PopPop, age 95, prepared Thanksgiving dinner for several of his ten children. "Let's say grace," he said. "Thank you for giving me another day to cook dinner for my family." Later, one of his great-grandchildren said, "I wonder what it's like to wake up every morning and be grateful to be alive one more day."
I used to go to bed knowing I would wake up the next morning. I didn't doubt it. Now I'm not as sure, although I'm very hopeful. I have aged into the uncertainty of infinity. Some of us are becoming more and more hopeful that infinity will know us, everlasting. At the same time we are growing to value the finiteness of the present.
If we're going to use religion to guide our behavior and we believe in the sanctity of human life, I don't know how we can ignore most of the people who will ever exist -- our descendants.

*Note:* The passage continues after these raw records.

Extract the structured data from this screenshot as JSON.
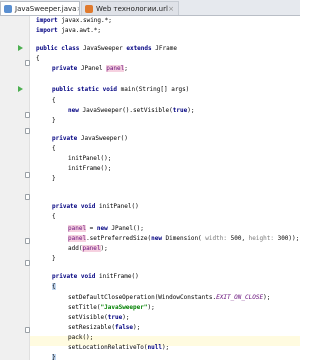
{
  "tabs": [
    {
      "label": "JavaSweeper.java",
      "close": "×"
    },
    {
      "label": "Web технологии.url",
      "close": "×"
    }
  ],
  "code": {
    "l1_kw": "import",
    "l1_rest": " javax.swing.*;",
    "l2_kw": "import",
    "l2_rest": " java.awt.*;",
    "l3_kw1": "public",
    "l3_kw2": " class",
    "l3_name": " JavaSweeper",
    "l3_kw3": " extends",
    "l3_rest": " JFrame",
    "l4": "{",
    "l5_kw": "private",
    "l5_type": " JPanel ",
    "l5_field": "panel",
    "l5_end": ";",
    "l6_kw1": "public",
    "l6_kw2": " static",
    "l6_kw3": " void",
    "l6_rest": " main(String[] args)",
    "l7": "{",
    "l8_kw": "new",
    "l8_mid": " JavaSweeper().setVisible(",
    "l8_lit": "true",
    "l8_end": ");",
    "l9": "}",
    "l10_kw": "private",
    "l10_rest": " JavaSweeper()",
    "l11": "{",
    "l12": "initPanel();",
    "l13": "initFrame();",
    "l14": "}",
    "l15_kw1": "private",
    "l15_kw2": " void",
    "l15_rest": " initPanel()",
    "l16": "{",
    "l17_field": "panel",
    "l17_mid": " = ",
    "l17_kw": "new",
    "l17_rest": " JPanel();",
    "l18_field": "panel",
    "l18_mid": ".setPreferredSize(",
    "l18_kw": "new",
    "l18_mid2": " Dimension( ",
    "l18_hint1": "width:",
    "l18_num1": " 500",
    "l18_sep": ", ",
    "l18_hint2": "height:",
    "l18_num2": " 300",
    "l18_end": "));",
    "l19_pre": "add(",
    "l19_field": "panel",
    "l19_end": ");",
    "l20": "}",
    "l21_kw1": "private",
    "l21_kw2": " void",
    "l21_rest": " initFrame()",
    "l22": "{",
    "l23_pre": "setDefaultCloseOperation(WindowConstants.",
    "l23_const": "EXIT_ON_CLOSE",
    "l23_end": ");",
    "l24_pre": "setTitle(",
    "l24_str": "\"JavaSweeper\"",
    "l24_end": ");",
    "l25_pre": "setVisible(",
    "l25_lit": "true",
    "l25_end": ");",
    "l26_pre": "setResizable(",
    "l26_lit": "false",
    "l26_end": ");",
    "l27": "pack();",
    "l28_pre": "setLocationRelativeTo(",
    "l28_lit": "null",
    "l28_end": ");",
    "l29": "}",
    "l30": "}"
  },
  "colors": {
    "keyword": "#000080",
    "string": "#008000",
    "field": "#660e7a",
    "hint": "#787878",
    "current_line": "#fffbe0",
    "run_icon": "#4caf50"
  }
}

Our great-grandchildren need our help. It's not a matter of believing or not believing that humans are contributing to the end of the Earth as we know it. All we need to know is simple arithmetic. If we're running out of food, we don't wait until our cupboards are bare. We plan ahead. The earth contains a finite amount of coal and petroleum. If we continue to use them the way we're using them now, they will run out.
Most young people view life as endless, even though they "know" it is not. We know this because yesterday we were young. They deserve our help and our planning, now. They are worth our investment.
"I sang into an overlook this afternoon," says Virginia. "No one but I heard me, except maybe some wildlife. Sometimes I wonder if I hear myself."
Happy New Year!
The Bowman Women; A Work In Progress
1 week ago